"Field guidance" visits by the leader are the mainstay of the North's state media output, with Kim regularly shown giving "on-the-spot guidance" to attentive officials, their notebooks in hand.
After his latest tour to North Hamgyong province, the Rodong Sinmun newspaper doubled its pagination to 12 and devoted nine of them to the trip.
At the Orangchon power station, which is only 70 per cent complete following delays, Kim said he was "so appalled as to be left speechless", according to the North's official news agency KCNA.
"He reprimanded the leading officials of the cabinet for leaving the project to the province only and not paying attention to it," it said, and he ordered it completed by October next year.
Kim also exploded over the dirty hot spring bathtubs at the Onpho holiday camp - which boasts of having been visited by his father and grandfather Kim Jong Il and Kim Il Sung - calling them "worse than fish tanks".

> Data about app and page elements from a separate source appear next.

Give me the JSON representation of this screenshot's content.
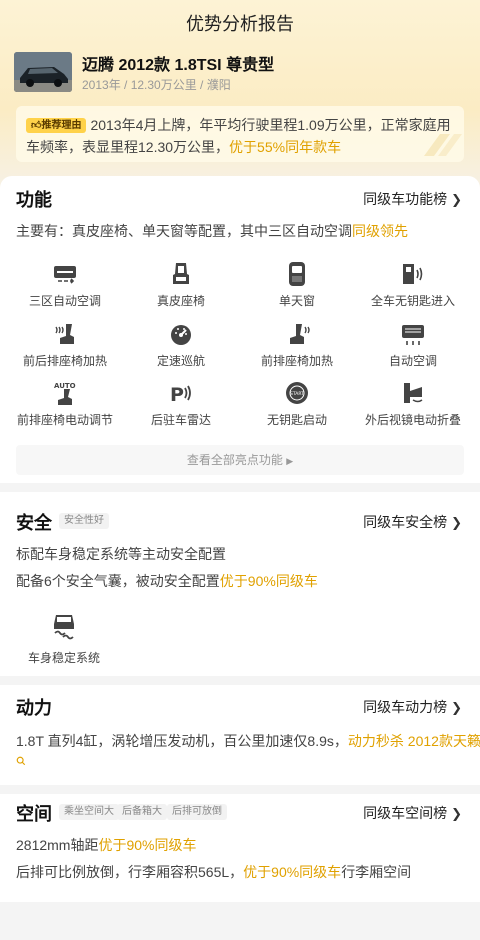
{
  "header": {
    "title": "优势分析报告"
  },
  "car": {
    "name": "迈腾 2012款 1.8TSI 尊贵型",
    "meta": "2013年 / 12.30万公里 / 濮阳"
  },
  "reason": {
    "badge": "推荐理由",
    "text": "2013年4月上牌，年平均行驶里程1.09万公里，正常家庭用车频率，表显里程12.30万公里，",
    "highlight": "优于55%同年款车"
  },
  "features": {
    "title": "功能",
    "link": "同级车功能榜",
    "summary_prefix": "主要有：真皮座椅、单天窗等配置，其中三区自动空调",
    "summary_highlight": "同级领先",
    "items": [
      {
        "label": "三区自动空调",
        "icon": "climate-zone-icon"
      },
      {
        "label": "真皮座椅",
        "icon": "leather-seat-icon"
      },
      {
        "label": "单天窗",
        "icon": "sunroof-icon"
      },
      {
        "label": "全车无钥匙进入",
        "icon": "keyless-entry-icon"
      },
      {
        "label": "前后排座椅加热",
        "icon": "seat-heating-icon"
      },
      {
        "label": "定速巡航",
        "icon": "cruise-control-icon"
      },
      {
        "label": "前排座椅加热",
        "icon": "front-seat-heating-icon"
      },
      {
        "label": "自动空调",
        "icon": "auto-ac-icon"
      },
      {
        "label": "前排座椅电动调节",
        "icon": "power-seat-icon"
      },
      {
        "label": "后驻车雷达",
        "icon": "parking-radar-icon"
      },
      {
        "label": "无钥匙启动",
        "icon": "start-button-icon"
      },
      {
        "label": "外后视镜电动折叠",
        "icon": "mirror-fold-icon"
      }
    ],
    "view_all": "查看全部亮点功能"
  },
  "safety": {
    "title": "安全",
    "tag": "安全性好",
    "link": "同级车安全榜",
    "line1": "标配车身稳定系统等主动安全配置",
    "line2_prefix": "配备6个安全气囊，被动安全配置",
    "line2_highlight": "优于90%同级车",
    "esp_label": "车身稳定系统"
  },
  "power": {
    "title": "动力",
    "link": "同级车动力榜",
    "text": "1.8T 直列4缸，涡轮增压发动机，百公里加速仅8.9s，",
    "highlight": "动力秒杀 2012款天籁"
  },
  "space": {
    "title": "空间",
    "tags": [
      "乘坐空间大",
      "后备箱大",
      "后排可放倒"
    ],
    "link": "同级车空间榜",
    "line1_prefix": "2812mm轴距",
    "line1_highlight": "优于90%同级车",
    "line2_prefix": "后排可比例放倒，行李厢容积565L，",
    "line2_highlight": "优于90%同级车",
    "line2_suffix": "行李厢空间"
  },
  "colors": {
    "accent": "#e0a100",
    "hero_top": "#fdf3d5",
    "badge": "#ffd24a",
    "icon": "#444444"
  }
}
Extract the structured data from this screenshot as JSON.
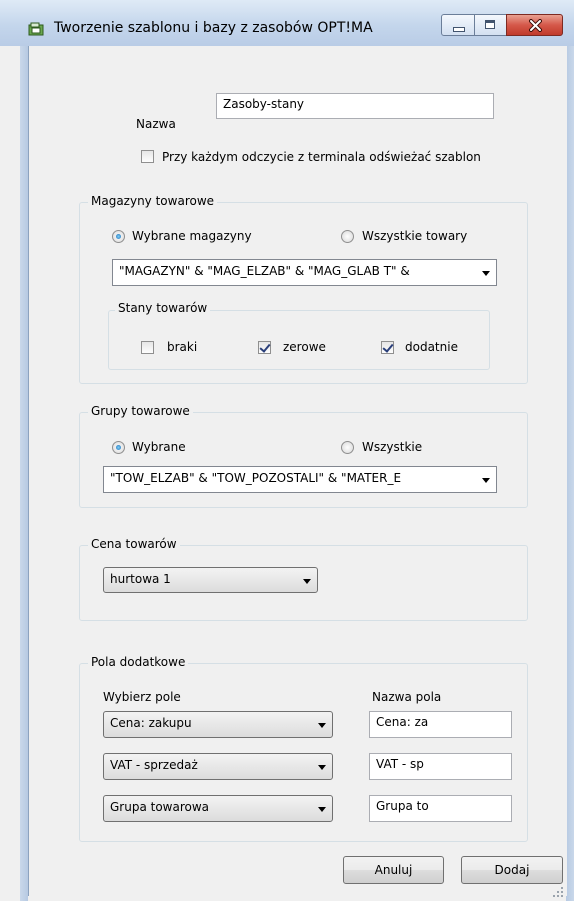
{
  "window": {
    "title": "Tworzenie szablonu i bazy z zasobów OPT!MA",
    "controls": {
      "minimize_icon": "minimize-icon",
      "maximize_icon": "maximize-icon",
      "close_icon": "close-icon"
    }
  },
  "form": {
    "name_label": "Nazwa",
    "name_value": "Zasoby-stany",
    "refresh_checkbox_label": "Przy każdym odczycie z terminala odświeżać szablon",
    "refresh_checked": false
  },
  "warehouses": {
    "title": "Magazyny towarowe",
    "radio_selected_label": "Wybrane magazyny",
    "radio_all_label": "Wszystkie towary",
    "selected_value": "\"MAGAZYN\" & \"MAG_ELZAB\" & \"MAG_GLAB T\" &",
    "stock": {
      "title": "Stany towarów",
      "shortages_label": "braki",
      "shortages_checked": false,
      "zero_label": "zerowe",
      "zero_checked": true,
      "positive_label": "dodatnie",
      "positive_checked": true
    }
  },
  "groups": {
    "title": "Grupy towarowe",
    "radio_selected_label": "Wybrane",
    "radio_all_label": "Wszystkie",
    "selected_value": "\"TOW_ELZAB\" & \"TOW_POZOSTALI\" & \"MATER_E"
  },
  "price": {
    "title": "Cena towarów",
    "selected_value": "hurtowa 1"
  },
  "extra_fields": {
    "title": "Pola dodatkowe",
    "choose_header": "Wybierz pole",
    "name_header": "Nazwa pola",
    "rows": [
      {
        "field": "Cena: zakupu",
        "name": "Cena: za"
      },
      {
        "field": "VAT - sprzedaż",
        "name": "VAT - sp"
      },
      {
        "field": "Grupa towarowa",
        "name": "Grupa to"
      }
    ]
  },
  "buttons": {
    "cancel_label": "Anuluj",
    "add_label": "Dodaj"
  },
  "colors": {
    "titlebar": "#c4d6ec",
    "close_button": "#c8463a",
    "dialog_background": "#f0f0f0"
  }
}
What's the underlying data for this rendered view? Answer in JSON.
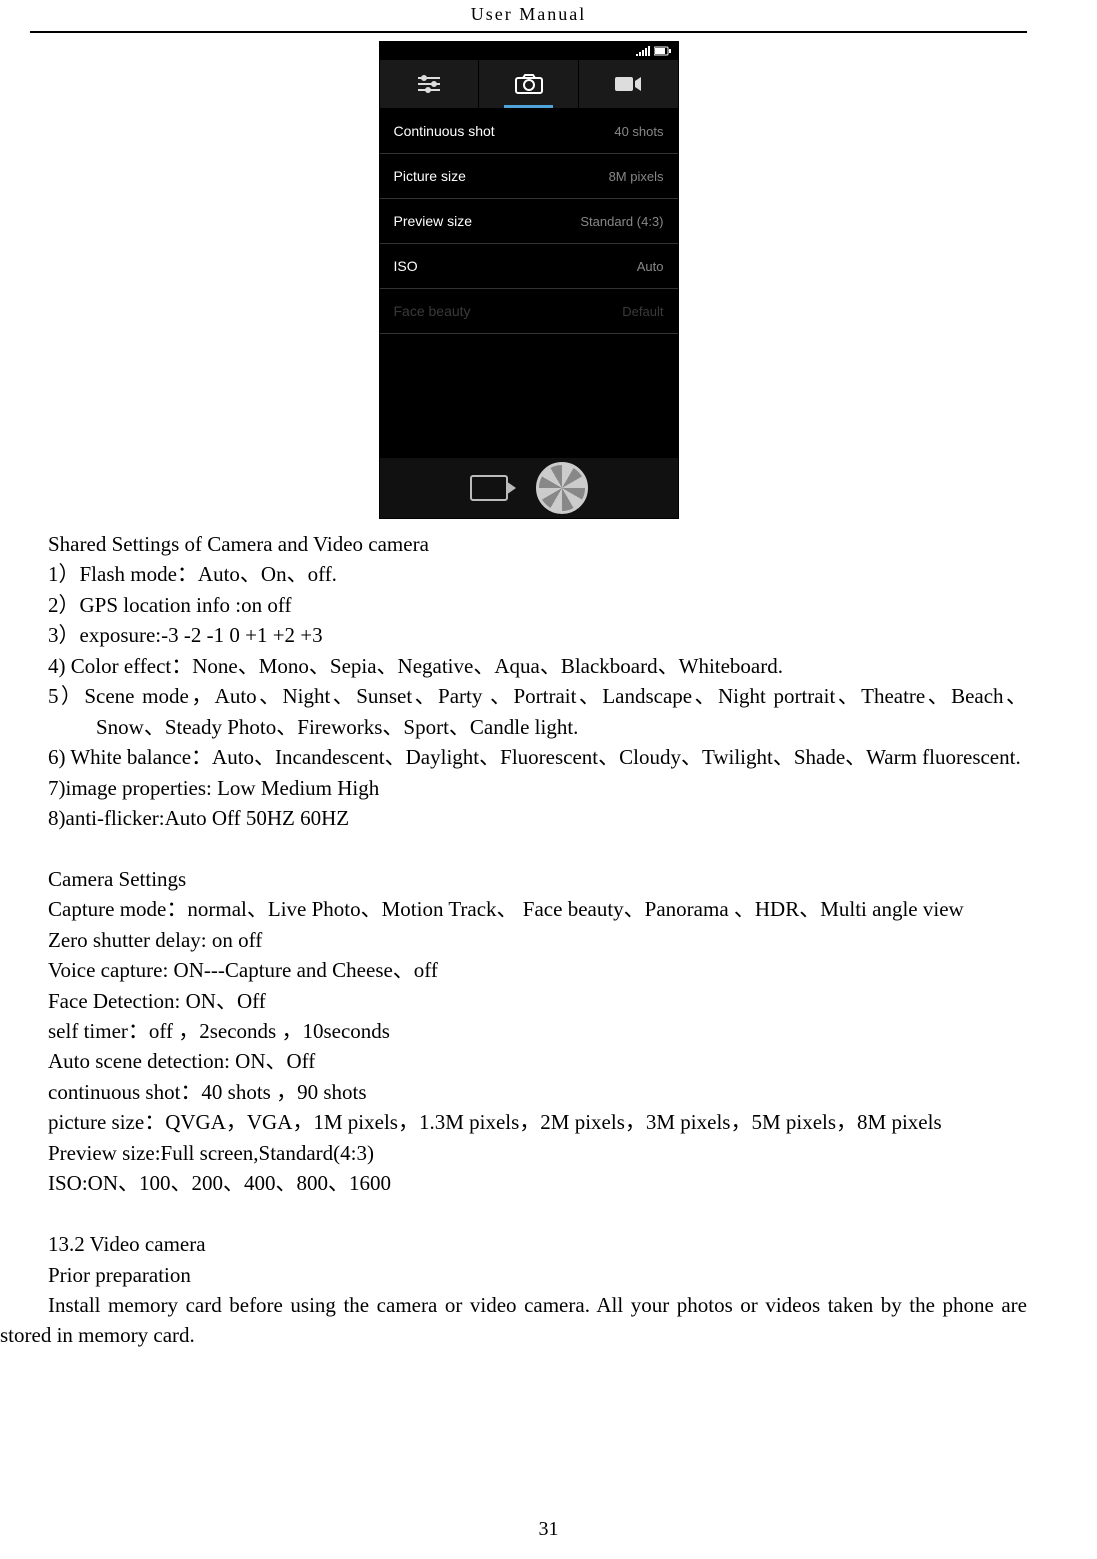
{
  "header": "User    Manual",
  "phone": {
    "tabs": {
      "active_index": 1
    },
    "rows": [
      {
        "label": "Continuous shot",
        "value": "40 shots",
        "faded": false
      },
      {
        "label": "Picture size",
        "value": "8M pixels",
        "faded": false
      },
      {
        "label": "Preview size",
        "value": "Standard (4:3)",
        "faded": false
      },
      {
        "label": "ISO",
        "value": "Auto",
        "faded": false
      },
      {
        "label": "Face beauty",
        "value": "Default",
        "faded": true
      }
    ]
  },
  "content": {
    "l1": "Shared Settings of Camera and Video camera",
    "l2": "1）Flash mode：Auto、On、off.",
    "l3": " 2）GPS location info :on      off",
    "l4": "3）exposure:-3    -2    -1    0    +1    +2    +3",
    "l5": "4)    Color effect：None、Mono、Sepia、Negative、Aqua、Blackboard、Whiteboard.",
    "l6": "5）Scene mode，Auto、Night、Sunset、Party 、Portrait、Landscape、Night portrait、Theatre、Beach、Snow、Steady Photo、Fireworks、Sport、Candle light.",
    "l7": "6) White balance：Auto、Incandescent、Daylight、Fluorescent、Cloudy、Twilight、Shade、Warm fluorescent.",
    "l8": "7)image properties: Low    Medium    High",
    "l9": "8)anti-flicker:Auto    Off    50HZ    60HZ",
    "l10": "",
    "l11": "Camera Settings",
    "l12": "Capture mode：normal、Live Photo、Motion Track、  Face beauty、Panorama    、HDR、Multi angle view",
    "l13": "Zero shutter delay: on    off",
    "l14": "Voice capture: ON---Capture and Cheese、off",
    "l15": "Face Detection: ON、Off",
    "l16": "self timer：off ，2seconds ，10seconds",
    "l17": "Auto scene detection: ON、Off",
    "l18": "continuous shot：40 shots ，90 shots",
    "l19": "picture size：QVGA，VGA，1M pixels，1.3M pixels，2M pixels，3M pixels，5M pixels，8M pixels",
    "l20": "Preview size:Full screen,Standard(4:3)",
    "l21": "ISO:ON、100、200、400、800、1600",
    "l22": "",
    "l23": "13.2    Video camera",
    "l24": "Prior preparation",
    "l25": "Install memory card before using the camera or video camera. All your photos or videos taken by the phone are stored in memory card."
  },
  "page_number": "31"
}
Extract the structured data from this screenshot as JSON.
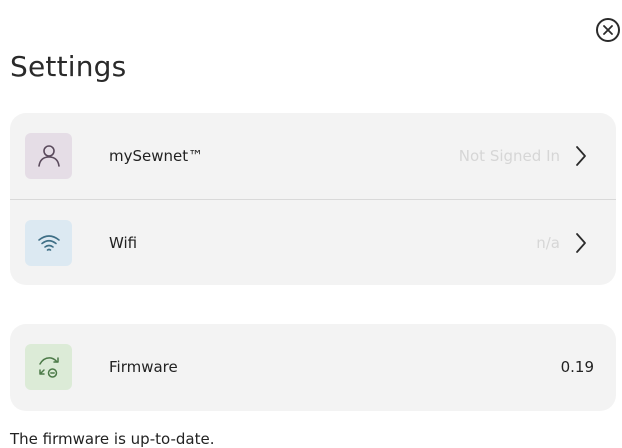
{
  "settings": {
    "title": "Settings",
    "close_icon": "close-circle-icon",
    "items": [
      {
        "label": "mySewnet™",
        "status": "Not Signed In",
        "icon": "user-icon"
      },
      {
        "label": "Wifi",
        "status": "n/a",
        "icon": "wifi-icon"
      }
    ],
    "firmware": {
      "label": "Firmware",
      "version": "0.19",
      "icon": "firmware-update-icon"
    },
    "firmware_message": "The firmware is up-to-date."
  },
  "colors": {
    "card_bg": "#f3f3f3",
    "user_tile": "#e5dde6",
    "wifi_tile": "#dce9f2",
    "firmware_tile": "#dcebd7",
    "muted_text": "#d6d6d6"
  }
}
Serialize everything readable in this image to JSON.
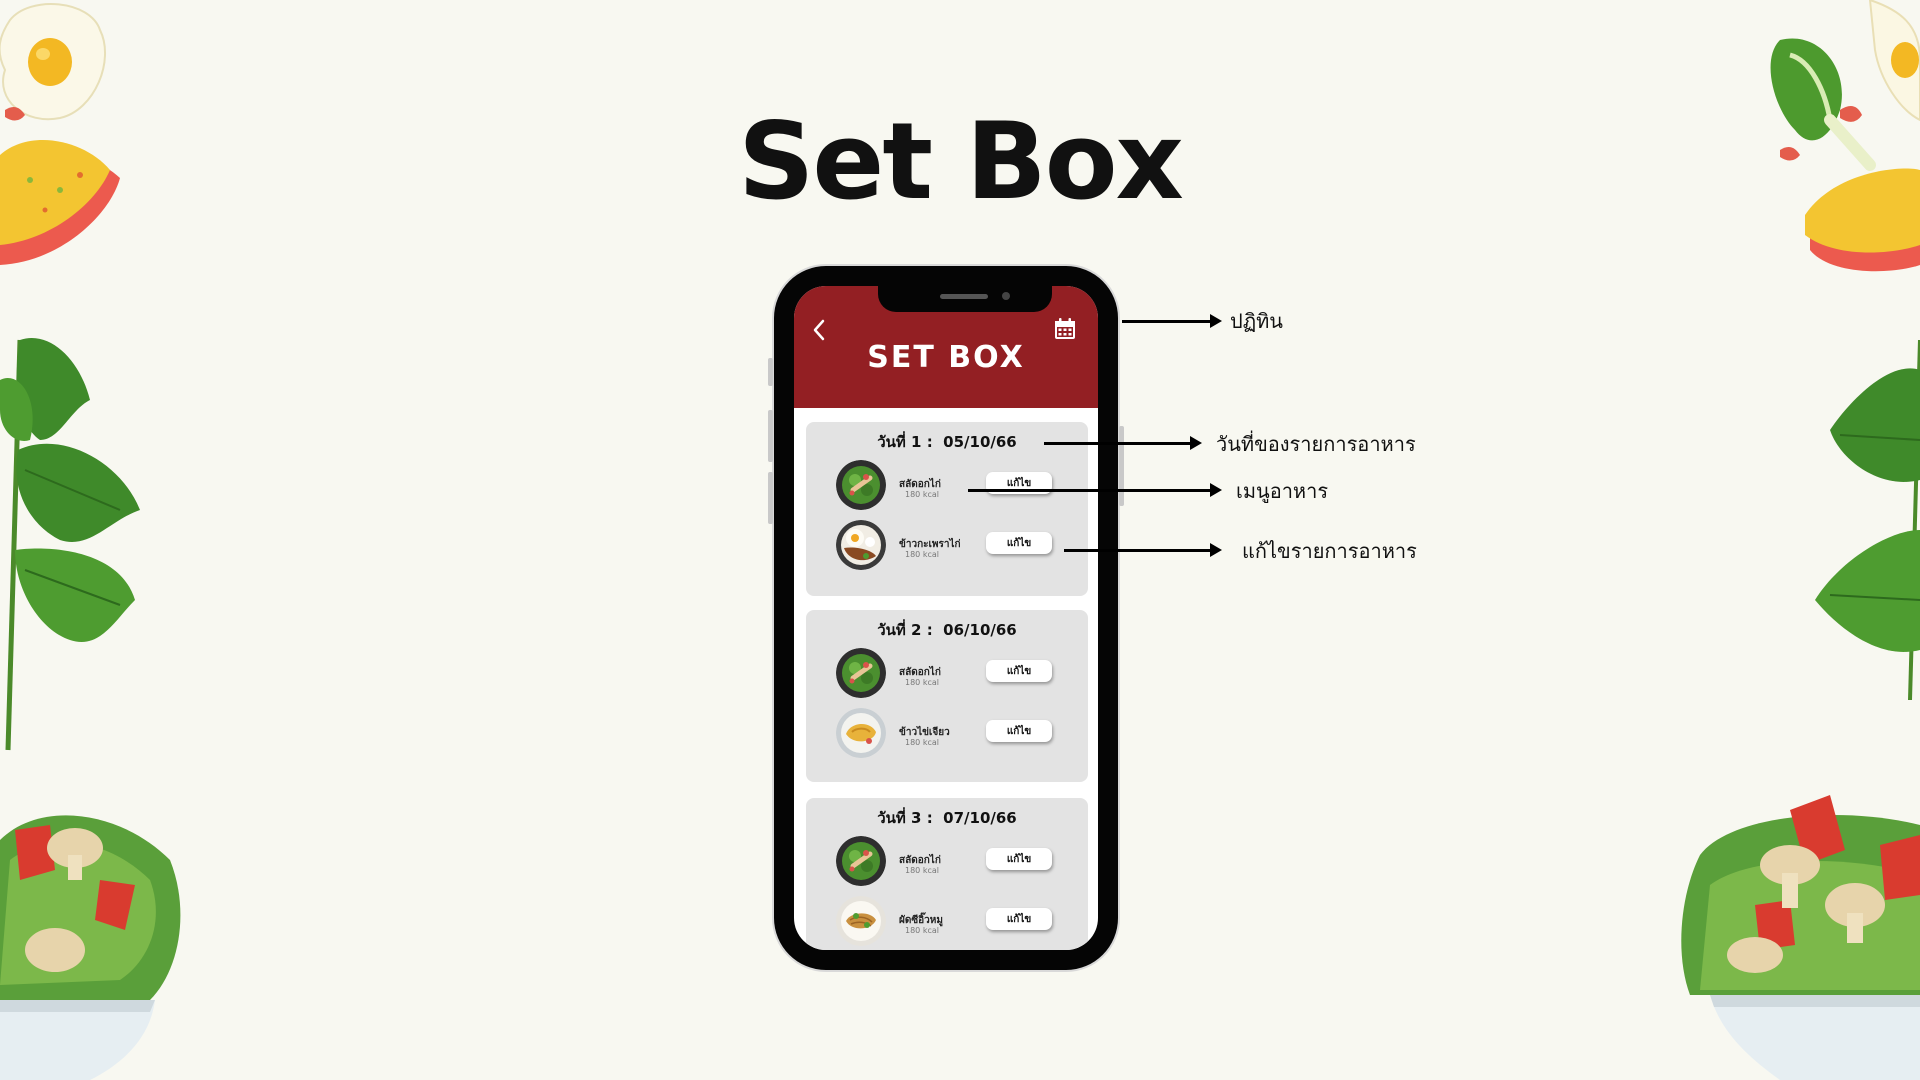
{
  "page": {
    "title": "Set Box"
  },
  "app": {
    "header_title": "SET BOX",
    "back_icon": "chevron-left-icon",
    "calendar_icon": "calendar-icon",
    "header_color": "#931f23"
  },
  "days": [
    {
      "label": "วันที่ 1 :",
      "date": "05/10/66",
      "meals": [
        {
          "name": "สลัดอกไก่",
          "kcal": "180 kcal",
          "edit_label": "แก้ไข",
          "photo": "salad"
        },
        {
          "name": "ข้าวกะเพราไก่",
          "kcal": "180 kcal",
          "edit_label": "แก้ไข",
          "photo": "rice-basil-egg"
        }
      ]
    },
    {
      "label": "วันที่ 2 :",
      "date": "06/10/66",
      "meals": [
        {
          "name": "สลัดอกไก่",
          "kcal": "180 kcal",
          "edit_label": "แก้ไข",
          "photo": "salad"
        },
        {
          "name": "ข้าวไข่เจียว",
          "kcal": "180 kcal",
          "edit_label": "แก้ไข",
          "photo": "omelet-rice"
        }
      ]
    },
    {
      "label": "วันที่ 3 :",
      "date": "07/10/66",
      "meals": [
        {
          "name": "สลัดอกไก่",
          "kcal": "180 kcal",
          "edit_label": "แก้ไข",
          "photo": "salad"
        },
        {
          "name": "ผัดซีอิ๊วหมู",
          "kcal": "180 kcal",
          "edit_label": "แก้ไข",
          "photo": "stir-fried-noodle"
        }
      ]
    }
  ],
  "annotations": [
    {
      "text": "ปฏิทิน"
    },
    {
      "text": "วันที่ของรายการอาหาร"
    },
    {
      "text": "เมนูอาหาร"
    },
    {
      "text": "แก้ไขรายการอาหาร"
    }
  ]
}
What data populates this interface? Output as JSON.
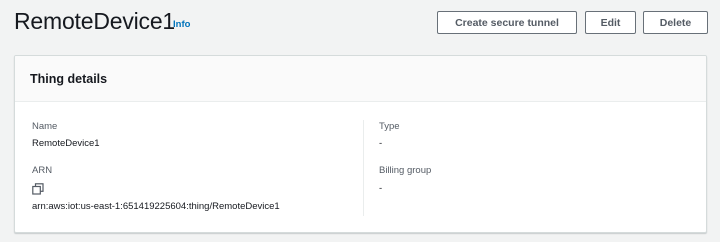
{
  "header": {
    "title": "RemoteDevice1",
    "info_label": "Info",
    "buttons": {
      "create_tunnel": "Create secure tunnel",
      "edit": "Edit",
      "delete": "Delete"
    }
  },
  "details": {
    "title": "Thing details",
    "name_label": "Name",
    "name_value": "RemoteDevice1",
    "arn_label": "ARN",
    "arn_copy_icon": "copy-icon",
    "arn_value": "arn:aws:iot:us-east-1:651419225604:thing/RemoteDevice1",
    "type_label": "Type",
    "type_value": "-",
    "billing_group_label": "Billing group",
    "billing_group_value": "-"
  },
  "colors": {
    "background": "#f2f3f3",
    "link": "#0073bb",
    "text": "#16191f",
    "muted_text": "#545b64",
    "button_border": "#687078"
  }
}
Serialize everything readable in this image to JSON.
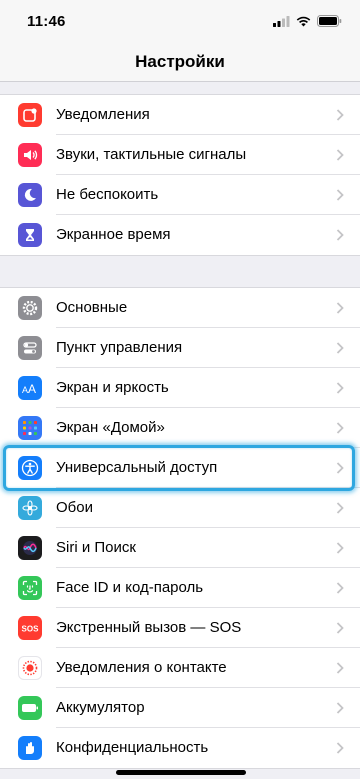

Criticism of officials is not unknown on field guidance trips, but the terms and scale of Tuesday's denunciations were unusual.
The party committee of North Hamgyong, in the northeast, was singled out for particular vitriol, with KCNA saying it did not "sincerely accept" official policy on building a new bag factory in each province.
Instead it offered "shabby rooms" in an existing facility for bag production, "and thus caused great anxiety to Kim Jong-un".
"The Supreme Leader pointed out that the Provincial Party Committee is working in a perfunctory manner," it reported, adding witheringly: "The committee has no revolutionary spirit."
Professor Yang Moo-jin of the University of North Korean Studies said Kim was sending a domestic and external signal that the North was focusing on the economy after his Singapore summit with President Donald Trump.
At the time Kim agreed to work towards denuclearisation of the Korean peninsula, but the term is a diplomatic euphemism open to interpretation.
"To the people, he is projecting an image as a leader who is caring for their livelihood," Yang told AFP, "and to the outside world, he is sending a signal that he is serious in his promise to denuclearise."